Among these entries, how many lines have the string "Loop" in them? Only the number is needed.

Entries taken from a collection
'''
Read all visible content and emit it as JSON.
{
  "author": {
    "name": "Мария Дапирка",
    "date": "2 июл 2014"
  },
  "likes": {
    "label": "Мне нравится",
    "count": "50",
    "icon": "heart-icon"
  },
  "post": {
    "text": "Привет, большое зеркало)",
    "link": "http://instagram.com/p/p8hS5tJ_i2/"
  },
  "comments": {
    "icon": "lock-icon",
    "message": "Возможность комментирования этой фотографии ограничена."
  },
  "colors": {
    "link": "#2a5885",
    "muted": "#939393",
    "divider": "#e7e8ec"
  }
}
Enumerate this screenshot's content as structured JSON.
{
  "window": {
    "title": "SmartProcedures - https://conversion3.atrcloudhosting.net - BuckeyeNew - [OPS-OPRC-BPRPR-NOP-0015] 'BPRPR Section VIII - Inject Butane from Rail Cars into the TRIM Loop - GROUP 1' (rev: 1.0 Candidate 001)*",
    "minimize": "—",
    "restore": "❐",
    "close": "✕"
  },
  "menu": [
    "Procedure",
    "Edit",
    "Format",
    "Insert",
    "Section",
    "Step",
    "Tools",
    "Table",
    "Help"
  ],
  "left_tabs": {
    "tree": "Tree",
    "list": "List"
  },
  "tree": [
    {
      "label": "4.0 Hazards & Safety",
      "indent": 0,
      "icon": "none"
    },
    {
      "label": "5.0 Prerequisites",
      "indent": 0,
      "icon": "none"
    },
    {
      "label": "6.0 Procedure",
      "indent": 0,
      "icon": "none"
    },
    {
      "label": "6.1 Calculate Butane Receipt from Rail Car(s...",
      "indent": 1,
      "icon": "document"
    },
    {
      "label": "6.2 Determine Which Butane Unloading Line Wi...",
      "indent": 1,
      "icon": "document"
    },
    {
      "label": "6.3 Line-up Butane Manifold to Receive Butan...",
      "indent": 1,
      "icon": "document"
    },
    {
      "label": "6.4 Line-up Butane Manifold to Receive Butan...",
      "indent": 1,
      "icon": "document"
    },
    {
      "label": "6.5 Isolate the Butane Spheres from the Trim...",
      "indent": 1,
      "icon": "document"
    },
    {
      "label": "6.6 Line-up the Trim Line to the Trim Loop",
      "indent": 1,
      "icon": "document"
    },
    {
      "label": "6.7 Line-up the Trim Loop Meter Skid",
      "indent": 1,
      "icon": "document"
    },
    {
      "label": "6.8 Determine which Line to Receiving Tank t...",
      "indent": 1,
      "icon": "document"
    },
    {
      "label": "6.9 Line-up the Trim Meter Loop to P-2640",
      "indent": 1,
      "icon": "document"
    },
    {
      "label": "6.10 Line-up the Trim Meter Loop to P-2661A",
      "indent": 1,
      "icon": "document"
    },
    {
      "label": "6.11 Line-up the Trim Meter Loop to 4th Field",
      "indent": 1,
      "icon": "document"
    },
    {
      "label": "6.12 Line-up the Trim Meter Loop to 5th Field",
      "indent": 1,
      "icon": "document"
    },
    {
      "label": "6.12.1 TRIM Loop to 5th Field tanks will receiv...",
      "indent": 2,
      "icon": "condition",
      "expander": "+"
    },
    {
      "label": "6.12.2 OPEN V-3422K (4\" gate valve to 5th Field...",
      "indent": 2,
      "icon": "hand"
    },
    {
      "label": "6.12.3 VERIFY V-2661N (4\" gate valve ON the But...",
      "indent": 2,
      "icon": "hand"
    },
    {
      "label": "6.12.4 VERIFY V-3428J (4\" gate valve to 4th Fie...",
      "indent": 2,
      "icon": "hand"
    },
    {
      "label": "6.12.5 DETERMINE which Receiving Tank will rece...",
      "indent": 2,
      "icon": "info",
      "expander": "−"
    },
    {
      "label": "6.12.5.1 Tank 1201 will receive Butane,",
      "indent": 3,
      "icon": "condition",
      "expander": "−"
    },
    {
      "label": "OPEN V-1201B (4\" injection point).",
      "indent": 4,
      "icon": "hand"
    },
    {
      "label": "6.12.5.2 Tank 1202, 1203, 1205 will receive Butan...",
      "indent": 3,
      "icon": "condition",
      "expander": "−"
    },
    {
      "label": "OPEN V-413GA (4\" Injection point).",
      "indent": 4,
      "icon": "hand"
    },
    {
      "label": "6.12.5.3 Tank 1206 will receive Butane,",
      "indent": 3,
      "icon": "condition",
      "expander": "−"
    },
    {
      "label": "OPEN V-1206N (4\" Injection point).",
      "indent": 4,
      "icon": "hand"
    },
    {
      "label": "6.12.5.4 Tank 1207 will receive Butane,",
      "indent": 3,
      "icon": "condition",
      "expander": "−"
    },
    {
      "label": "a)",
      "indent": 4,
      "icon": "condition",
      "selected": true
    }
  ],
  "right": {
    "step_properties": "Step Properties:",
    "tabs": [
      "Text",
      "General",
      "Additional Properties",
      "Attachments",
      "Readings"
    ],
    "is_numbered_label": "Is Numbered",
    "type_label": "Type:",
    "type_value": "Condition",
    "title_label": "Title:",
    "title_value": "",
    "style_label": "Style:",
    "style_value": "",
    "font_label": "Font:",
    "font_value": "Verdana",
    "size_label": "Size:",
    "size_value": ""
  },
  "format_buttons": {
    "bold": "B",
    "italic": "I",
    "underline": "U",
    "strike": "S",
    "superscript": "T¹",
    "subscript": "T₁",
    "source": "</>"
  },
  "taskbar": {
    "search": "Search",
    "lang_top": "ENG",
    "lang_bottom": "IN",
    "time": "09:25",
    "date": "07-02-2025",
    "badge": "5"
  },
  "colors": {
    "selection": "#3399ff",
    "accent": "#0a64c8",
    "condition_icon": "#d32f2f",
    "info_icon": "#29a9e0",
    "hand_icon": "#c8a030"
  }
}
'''
■ **Result for this exercise**: 8